This promising project has catalysed further R&D. For instance, it is currently being scaled up under MND’s flagship R&D programme, known as “Cities of Tomorrow”. NUS will work with HDB to install more than 3,000 of these “green” seawall tiles around Pulau Tekong to enhance its coastal marine biodiversity. Concurrently, NUS will also further their research, by optimising the tile design, placement and retrofitting processes. You can see the latest design modules just outside this conference venue.

I understand that Professor Todd will share more about this eco-engineering work later today.  

Understanding the viral composition of phytoplankton blooms in Singapore’s coastal waters

Let me move on to the second example which is a project led by Professor Federico Lauro from NTU, in collaboration with the company, Oxford Nanopore Technologies. Together, they developed a rapid and accurate method to characterise phytoplankton or algal blooms in Singapore.

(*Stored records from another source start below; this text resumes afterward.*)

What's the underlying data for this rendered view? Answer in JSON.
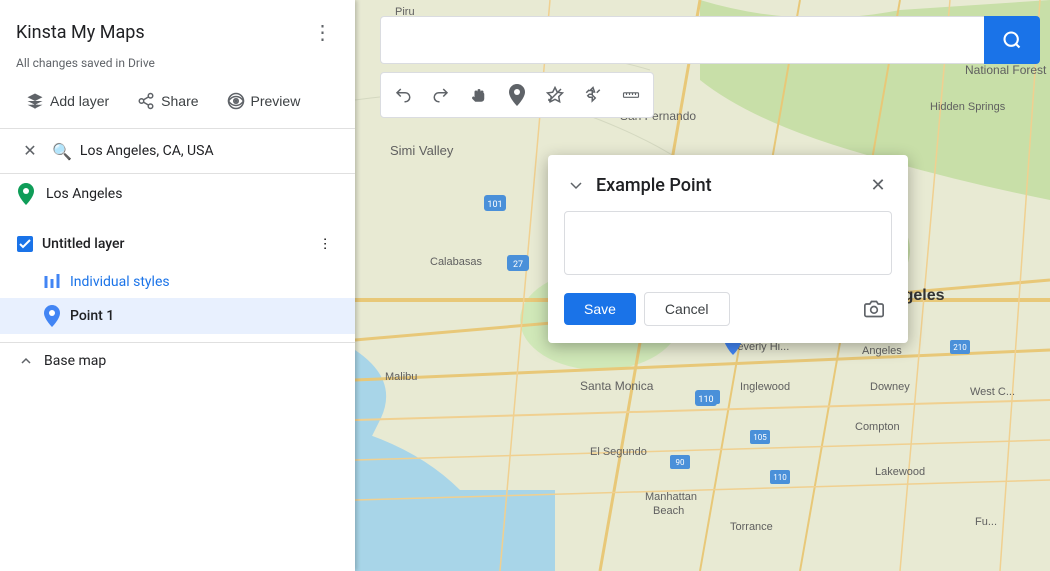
{
  "app": {
    "title": "Kinsta My Maps",
    "saved_status": "All changes saved in Drive"
  },
  "panel": {
    "menu_label": "⋮",
    "add_layer_label": "Add layer",
    "share_label": "Share",
    "preview_label": "Preview"
  },
  "search": {
    "query": "Los Angeles, CA, USA",
    "place": "Los Angeles",
    "placeholder": ""
  },
  "layer": {
    "title": "Untitled layer",
    "individual_styles_label": "Individual styles",
    "point_label": "Point 1"
  },
  "basemap": {
    "label": "Base map"
  },
  "toolbar": {
    "undo_label": "↩",
    "redo_label": "↪",
    "hand_label": "✋",
    "pin_label": "📍",
    "shape_label": "⬡",
    "route_label": "⇧",
    "ruler_label": "📏"
  },
  "popup": {
    "title": "Example Point",
    "save_label": "Save",
    "cancel_label": "Cancel",
    "description_placeholder": ""
  },
  "colors": {
    "blue": "#1a73e8",
    "selected_bg": "#e8f0fe",
    "text_primary": "#202124",
    "text_secondary": "#5f6368"
  }
}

Algal blooms pose a health risk to beach visitors as well as to marine life, and can also seriously impact our fish farmers and fisheries.

The team also established the first long-term observatory of viral communities in Singapore’s coastal waters. By uncovering important links between plankton and their viruses, the team generated a reference for all future plankton-virus research in the tropics. These achievements are key milestones for the team as they work towards their ultimate goal: which is to harness viruses as a biological control agent against harmful algal blooms in our coastal waters.

The Marine Climate Change Science programme

These two projects I have just shared demonstrate how marine science research can contribute to safeguarding our marine biodiversity and achieve a win-win outcome – achieving engineering objectives but also ensuring that marine biodiversity continues thrive. That requires interdisciplinary collaboration.

Beyond that, it can even benefit our food resilience, by helping to protect local fish supplies. A big thank you to all of our friends and colleagues who have contributed to the MSRDP

Looking ahead, as we focus our minds on combating climate change, a new S$25 million programme – the Marine Climate Change Science programme, or MCCS  will take the work of the MSRDP forward, building on the excellent work over the last six years. We will work with researchers and government agencies on world-class scientific and translational research.

In particular, we will study the impact of climate change on our marine ecosystems, such as rising sea levels, increasing sea surface temperatures, and extreme storm events; and how we can overcome these challenges in a sustainable manner, such as by using nature-based solutions to protect our coasts against rising sea levels.

The first MCCS grant call will be launched in November this year, and we look forward to your applications. As we start this new chapter of the MCCS, I invite all of you from our research community to participate actively, just as how you had lent your invaluable support to the MSRDP.

By protecting our natural environment, and finding ways for our city to coexist with nature, programmes like the MCCS contribute to our efforts to transform Singapore truly into a City in Nature – which is a key pillar under our Green Plan.


To round up, let me thank Professor Peter Ng and his team again – Prof Staffan Kjelleberg, deputy director of the MSRDP, the MSRDP steering committee, and many others – for delivering a multi-disciplinary and integrated national level R&D programme that has forged close partnerships between the marine science research community, government agencies as well as industry.

Thank you to all the MSRDP participants for laying a strong foundation for Singapore’s marine science research, both domestically and internationally.

We seek your continued support. All of us can play a part. Together, we can move forward to tackle the most challenging problems posed by climate change, and there is no time to spare.

Thank you, wherever you are in the world, and I look forward to an inspiring conference ahead.